Weimar was totally intense. I never got quite comfortable in the town where Hitler came to power; in the town that sits in the shadow of the notoriously murderous Buchenwald concentration camp.
We drove in via clean, cobblestoned streets and pleasantly pastel townhouse facades, when we were suddenly assaulted by a huge eyesore--a dirty, brown, broken-windowed ramshackle of a place, covered with graffiti. Ah, this must be our stop. Check the tourbook. Yup, this is where we screen tonight.
Despite my initial skepticism, I came to have a lot of respect for the Gerberstrasse youth center, especially noting how badly its neighbors wanted to get rid of it. Especially noting how it seemed to be the only place in town that wasn't tidily sweeping the city's ugly past under the carpet. Especially because the building stood as a giant,"Fuck You" to the former Gestapo headquarters across the street.
The wierdest part about Weimar is that, save for a few words in my Lonely Planet book, I would hardly have known about all the skeletons in its closet. There were no indications at all that "This is the building where the town's Jews were rounded up" or "This tower was built by Hitler himself" or "This is the hotel where Hitler was given a master suite, and a balcony was built so he could address his adoring fans in the plaza below." Thank goodness for Pierre from the Gerberstrasse, who took us on an "alternative city tour" and shed some light on these painful truths. He also showed us Neo-Nazi rally points and a formerly Jewish-owned shop which is now home to a line of insidiously disguised Neo-nazi propoganda sportswear. I'm not kidding.
(Pierre from the Gerberstrasse)
Pierre is sort of like an anarchist Santa Claus--a jolly, big belly presides over his combat boots and his head is topped with an eclectic mix of dreadlocks, bald spots, and shaved parts. Pierre is sort of the patriarch of Gerberstrasse, and he invited us there to help prepare his ragtag, leftist group of misfit Israel supporters for their upcoming trip to the Holy Land. Interestingly, Pierre led one such group before, with a punk band from Romania, and they put on the first ever hardcore show in the Palestinian territories, at a Christian youth center in Beit Jala.

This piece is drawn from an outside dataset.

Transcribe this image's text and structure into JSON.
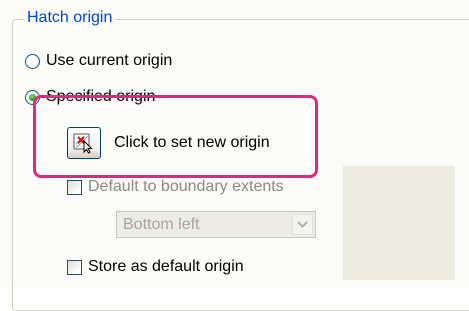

After two hours of Pierre's tour, I was completely creeped out, and emotionally and physically exhausted. I really wanted to explain to Johannes how i was feeling, but I couldn't quite make out the words. He seemed completely understanding anyway, G-d love him. Fortunately, some comic relief came at the end of the tour, when Pierre showed us the garden where famous Weimarian Goethe did much of his writing. In attempting to describe Goethe's amorous ways, Pierre explained, "Goethe was a big fucker." Now, there's a t-shirt.
Not too surprisingly, our screening was a disorganized mess. Johannes attempted his lecture, but we didn't even have a post-film discussion or set up our merchandise. It was probably all for the best since we were both so tired. We stayed in the squatted building adjacent to the Gerberstrasse. I was still feeling pretty freaked out and matters weren't helped when I realized that I would be sleeping in the big, dormitory style room reserved for bands all by myself. I timidly tucked into my bottom bunk and read the graffiti on the wall: "Va'adat Kishut Tour Summer 2004." Seeing that someone from one of the bands from the movie had apparently slept in this very same bed, my heart swelled. I realized that I really wasn't alone in that room after all.